As India steps up its pursuit of stiff climate change mitigation goals by focusing on energy transition, the demand for finance required to implement clean and green projects will not only grow but will also be dynamic.

Experts also agree that an innovative approach to raise capital is the need of the hour. ‘Green bonds’, they feel, is an important option to be actively pursued. In fact, as part of the Government’s overall market borrowings in 2022-23, Union Finance Minister Nirmala Sitharaman announced that ‘Sovereign Green Bonds’ will be issued for mobilising resources for green infrastructure. This is expected to positively stimulate India’s green bonds market.

Like any other bond, a green bond is a debt instrument. The proceeds of a green bond offering are earmarked for financing green projects like manufacturing electric vehicles , setting up mass rapid transport systems, managing water and irrigation and renewable energy. Monies can be raised either by financial institutions for further lending to green projects, or by developers directly for investment in their projects. Green bonds are issued in both unlisted and listed forms.

Persisting challenges

Since green bonds are relatively new, they have to overcome a few problems at the start. Says Deepto Roy, Partner, Shardul Amarchand Mangaldas & Co, “Despite the far-reaching benefits of green bonds, such as being a good alternative to conventional bank debt and attracting a larger pool of investors globally, there are still certain challenges that persist, given that this form of financing is seemingly at a nascent stage. Public and private sector project developers are still educating themselves on the utility of green bonds in infrastructure projects.”

From a regulatory perspective, too, there needs to be more crystallisation with some changes brought about in the last one year in India. The SEBI has acknowledged the growing need to regulate listed green bonds and has taken a proactive approach. Consequently, in 2021, it issued the ‘SEBI (Issue and Listing of Non-Convertible Securities) Regulations, 2021’ for governance of listed green bonds. The NCS regulation was further modified at the end of the year and now provides an illustrative list of green projects which includes projects concerning renewable energy and clean transportation.

Revised SEBI circular

Explains Roy, “NCS regulation did not go into the granularity of how the issue of green bonds will be regulated, and simply stated that green bonds will comply with conditions that may be specified by SEBI. Therefore, SEBI notified a revised circular on December 17, 2021, wherein chapter IX of the operational circular specifically dealt with issue of green bonds, stipulating disclosure requirements in the offer documents for such bonds, which are over and above the disclosure requirements for non-convertible debentures under the NCS regulation, and included disclosure of statement of environmental objectives and details of procedure implemented for tracking deployment of proceeds from issue of green bonds.”

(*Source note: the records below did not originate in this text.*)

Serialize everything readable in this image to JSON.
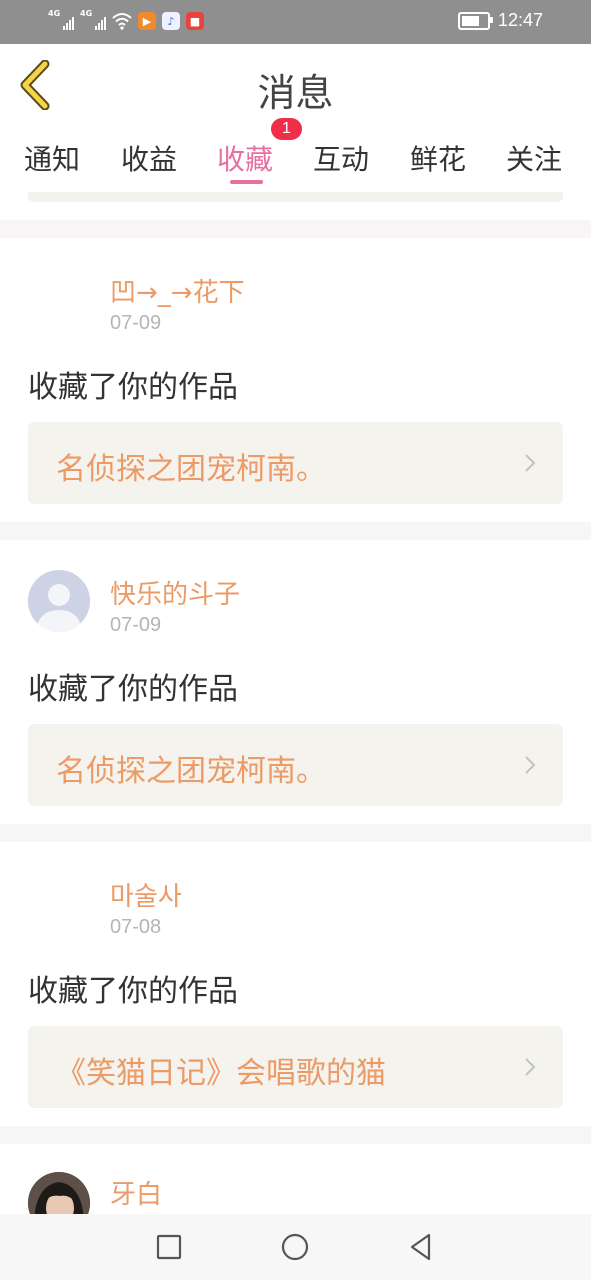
{
  "status_bar": {
    "network_1": "4G",
    "network_2": "4G",
    "time": "12:47",
    "battery_level": 0.85,
    "app_icons": [
      "video-app-icon",
      "music-app-icon",
      "shop-app-icon"
    ]
  },
  "header": {
    "title": "消息",
    "back_icon": "chevron-left-icon"
  },
  "tabs": [
    {
      "label": "通知"
    },
    {
      "label": "收益"
    },
    {
      "label": "收藏",
      "active": true,
      "badge": "1"
    },
    {
      "label": "互动"
    },
    {
      "label": "鲜花"
    },
    {
      "label": "关注"
    }
  ],
  "items": [
    {
      "user": "凹→_→花下",
      "date": "07-09",
      "action": "收藏了你的作品",
      "work": "名侦探之团宠柯南。",
      "avatar": "none"
    },
    {
      "user": "快乐的斗子",
      "date": "07-09",
      "action": "收藏了你的作品",
      "work": "名侦探之团宠柯南。",
      "avatar": "default-person-icon"
    },
    {
      "user": "마술사",
      "date": "07-08",
      "action": "收藏了你的作品",
      "work": "《笑猫日记》会唱歌的猫",
      "avatar": "none"
    },
    {
      "user": "牙白",
      "avatar": "photo"
    }
  ],
  "colors": {
    "accent": "#e86fa1",
    "name": "#ec9a66",
    "badge": "#ef2f4a",
    "back_arrow": "#f5d44a"
  },
  "nav_bar": {
    "icons": [
      "square-icon",
      "circle-icon",
      "triangle-back-icon"
    ]
  }
}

The operational circular also stipulated periodic disclosures to be made by the issuer of green bonds, which includes, audited details of utilisation of proceeds from green bonds along with quantitative/ qualitative performance indicators of the environmental impact of the projects. These disclosure requirement runs parallel to the disclosure requirements under the SEBI Regulations, 2015.

Cost deters investors

However, unlisted green bonds have no specific regulation governing the issuance of such bonds. As a result, unlisted green bonds are left to take on the characteristics of regular unlisted debt with minimal regulation. Pertinently, Roy says, “Much remains to be done from a regulatory aspect to make Indian green bonds market to be an attractive avenue for investors. Typically, green bonds have a higher cost for the issuer (due to higher coupon rate), which results in decreased participation of the private sector in the issue of green bonds. This can be addressed by regulators such as the Reserve Bank of India and SEBI.”

A few key listed green bonds issued in 2021 include: Ghaziabad Nagar Nigam, which raised ₹150 crore; JSW Hydro Energy which raised $707 million; India Clean Energy Holdings which raised $400 million and Adani Green Energy which generated $750 million through green bonds.

India’s untapped potential

Whilst India has the second largest bond market among emerging markets after China, its green bond market is roughly less than a tenth of that of China’s. This points to India’s untapped potential.

The latest push to promote sovereign green bonds signals the government’s seriousness in catalysing the domestic green bond market. It is high time to give these bonds a boost as such funding will help sharpen the focus on projects that aim at carbon intensity reduction.